→ REQUIRED ACTION
If "Flexión" shows up in a line of the material, return that line.

→ EXTRACTED DATA
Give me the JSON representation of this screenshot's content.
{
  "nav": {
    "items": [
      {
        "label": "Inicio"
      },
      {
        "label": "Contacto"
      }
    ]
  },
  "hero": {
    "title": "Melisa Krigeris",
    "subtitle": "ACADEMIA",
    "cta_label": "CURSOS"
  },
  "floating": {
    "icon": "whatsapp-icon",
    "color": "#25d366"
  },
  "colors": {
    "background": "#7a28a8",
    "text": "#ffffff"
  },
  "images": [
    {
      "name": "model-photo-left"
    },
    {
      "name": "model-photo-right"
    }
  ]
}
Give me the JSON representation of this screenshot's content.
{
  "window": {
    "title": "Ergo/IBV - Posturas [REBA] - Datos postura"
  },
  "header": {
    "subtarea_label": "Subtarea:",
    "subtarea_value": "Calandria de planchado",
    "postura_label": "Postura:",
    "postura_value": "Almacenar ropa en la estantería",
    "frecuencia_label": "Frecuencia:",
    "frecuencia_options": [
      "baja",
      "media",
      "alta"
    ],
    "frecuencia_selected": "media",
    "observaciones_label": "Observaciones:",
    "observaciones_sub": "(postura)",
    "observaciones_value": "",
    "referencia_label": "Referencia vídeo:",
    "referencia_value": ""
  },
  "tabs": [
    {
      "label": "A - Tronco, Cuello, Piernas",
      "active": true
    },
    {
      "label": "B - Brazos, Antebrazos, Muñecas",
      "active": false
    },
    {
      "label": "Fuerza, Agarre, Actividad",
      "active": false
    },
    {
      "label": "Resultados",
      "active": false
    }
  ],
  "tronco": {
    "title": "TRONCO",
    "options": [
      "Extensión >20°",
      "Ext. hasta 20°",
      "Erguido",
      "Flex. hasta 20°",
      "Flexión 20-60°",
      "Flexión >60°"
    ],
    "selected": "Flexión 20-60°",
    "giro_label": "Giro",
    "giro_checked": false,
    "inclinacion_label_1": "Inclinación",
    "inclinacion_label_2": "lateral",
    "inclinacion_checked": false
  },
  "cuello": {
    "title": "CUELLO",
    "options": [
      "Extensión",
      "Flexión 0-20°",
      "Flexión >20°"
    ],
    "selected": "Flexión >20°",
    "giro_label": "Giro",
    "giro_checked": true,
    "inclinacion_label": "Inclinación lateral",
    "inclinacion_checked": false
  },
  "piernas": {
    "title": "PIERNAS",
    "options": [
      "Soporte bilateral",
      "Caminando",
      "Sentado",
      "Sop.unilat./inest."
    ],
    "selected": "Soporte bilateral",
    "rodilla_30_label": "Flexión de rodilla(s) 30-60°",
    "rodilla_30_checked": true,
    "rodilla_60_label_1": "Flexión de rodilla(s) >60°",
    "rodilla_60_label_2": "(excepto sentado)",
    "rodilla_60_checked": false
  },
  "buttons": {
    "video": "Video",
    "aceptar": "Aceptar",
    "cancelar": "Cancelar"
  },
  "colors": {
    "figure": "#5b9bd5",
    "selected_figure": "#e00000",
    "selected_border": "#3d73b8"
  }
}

→ EXERCISE ANSWER
      "Flexión 20-60°",
      "Flexión >60°"
    "selected": "Flexión 20-60°",
      "Flexión 0-20°",
      "Flexión >20°"
    "selected": "Flexión >20°",
    "rodilla_30_label": "Flexión de rodilla(s) 30-60°",
    "rodilla_60_label_1": "Flexión de rodilla(s) >60°",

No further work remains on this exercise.